------ Provided data ------

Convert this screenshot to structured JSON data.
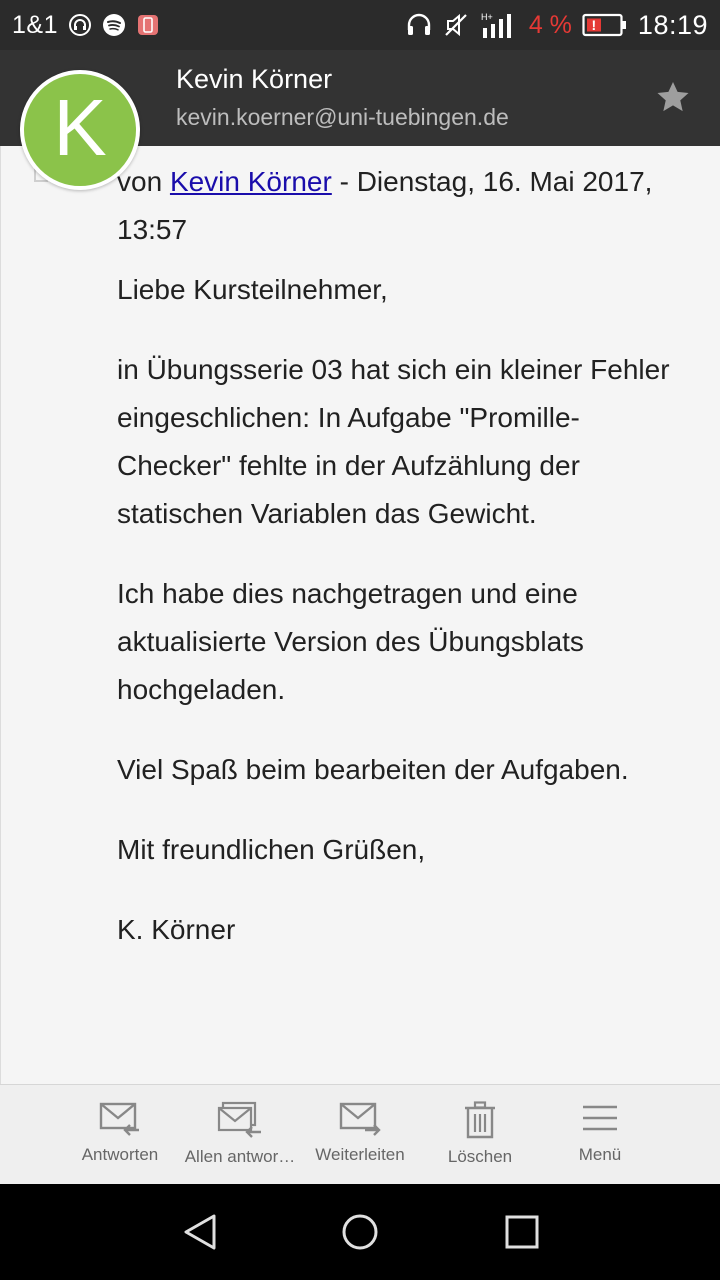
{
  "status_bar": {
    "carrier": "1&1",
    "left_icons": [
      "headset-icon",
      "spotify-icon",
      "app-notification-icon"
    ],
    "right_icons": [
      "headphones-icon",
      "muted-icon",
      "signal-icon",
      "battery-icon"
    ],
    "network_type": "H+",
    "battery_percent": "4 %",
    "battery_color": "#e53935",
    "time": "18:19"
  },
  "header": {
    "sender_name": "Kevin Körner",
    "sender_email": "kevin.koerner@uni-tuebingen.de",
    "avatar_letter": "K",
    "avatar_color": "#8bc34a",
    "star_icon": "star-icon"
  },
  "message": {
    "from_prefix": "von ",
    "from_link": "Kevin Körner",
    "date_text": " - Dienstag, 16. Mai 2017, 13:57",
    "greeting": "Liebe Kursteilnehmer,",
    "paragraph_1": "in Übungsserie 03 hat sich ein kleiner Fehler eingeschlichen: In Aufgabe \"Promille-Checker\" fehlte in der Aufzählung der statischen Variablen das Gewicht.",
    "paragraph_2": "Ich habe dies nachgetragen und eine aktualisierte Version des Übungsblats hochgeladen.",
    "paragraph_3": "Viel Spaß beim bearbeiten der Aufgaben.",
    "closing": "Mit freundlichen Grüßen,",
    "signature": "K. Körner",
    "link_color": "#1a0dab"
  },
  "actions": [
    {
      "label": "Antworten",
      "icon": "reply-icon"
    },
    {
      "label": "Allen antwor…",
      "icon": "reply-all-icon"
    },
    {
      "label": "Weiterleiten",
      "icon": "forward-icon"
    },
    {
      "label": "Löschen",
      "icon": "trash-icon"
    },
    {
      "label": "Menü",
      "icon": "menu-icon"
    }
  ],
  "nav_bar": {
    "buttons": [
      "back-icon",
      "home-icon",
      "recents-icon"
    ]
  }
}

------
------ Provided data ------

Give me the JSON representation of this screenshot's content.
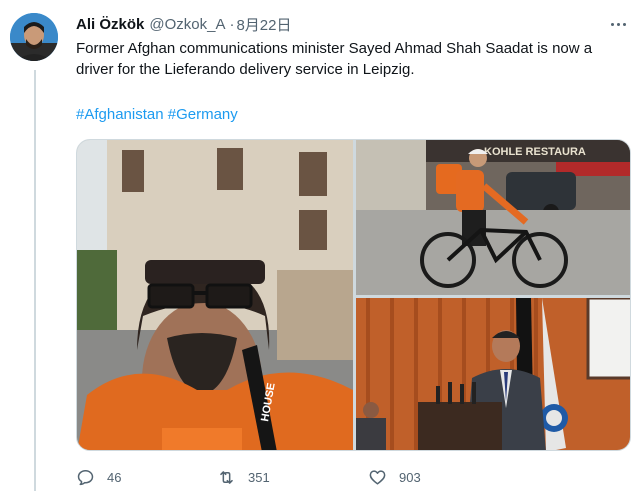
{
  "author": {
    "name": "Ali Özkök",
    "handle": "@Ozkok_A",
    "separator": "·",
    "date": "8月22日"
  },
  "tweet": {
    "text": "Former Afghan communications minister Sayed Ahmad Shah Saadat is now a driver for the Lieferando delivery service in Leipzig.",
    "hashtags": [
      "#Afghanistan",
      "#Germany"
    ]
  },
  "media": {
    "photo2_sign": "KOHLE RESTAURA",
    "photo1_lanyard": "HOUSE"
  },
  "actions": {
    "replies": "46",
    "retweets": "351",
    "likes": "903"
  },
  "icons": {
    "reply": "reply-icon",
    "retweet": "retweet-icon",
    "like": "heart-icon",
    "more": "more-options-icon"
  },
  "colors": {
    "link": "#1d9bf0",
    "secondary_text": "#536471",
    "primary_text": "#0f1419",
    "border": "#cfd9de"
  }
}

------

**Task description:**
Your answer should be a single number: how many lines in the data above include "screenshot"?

**Task result:**
2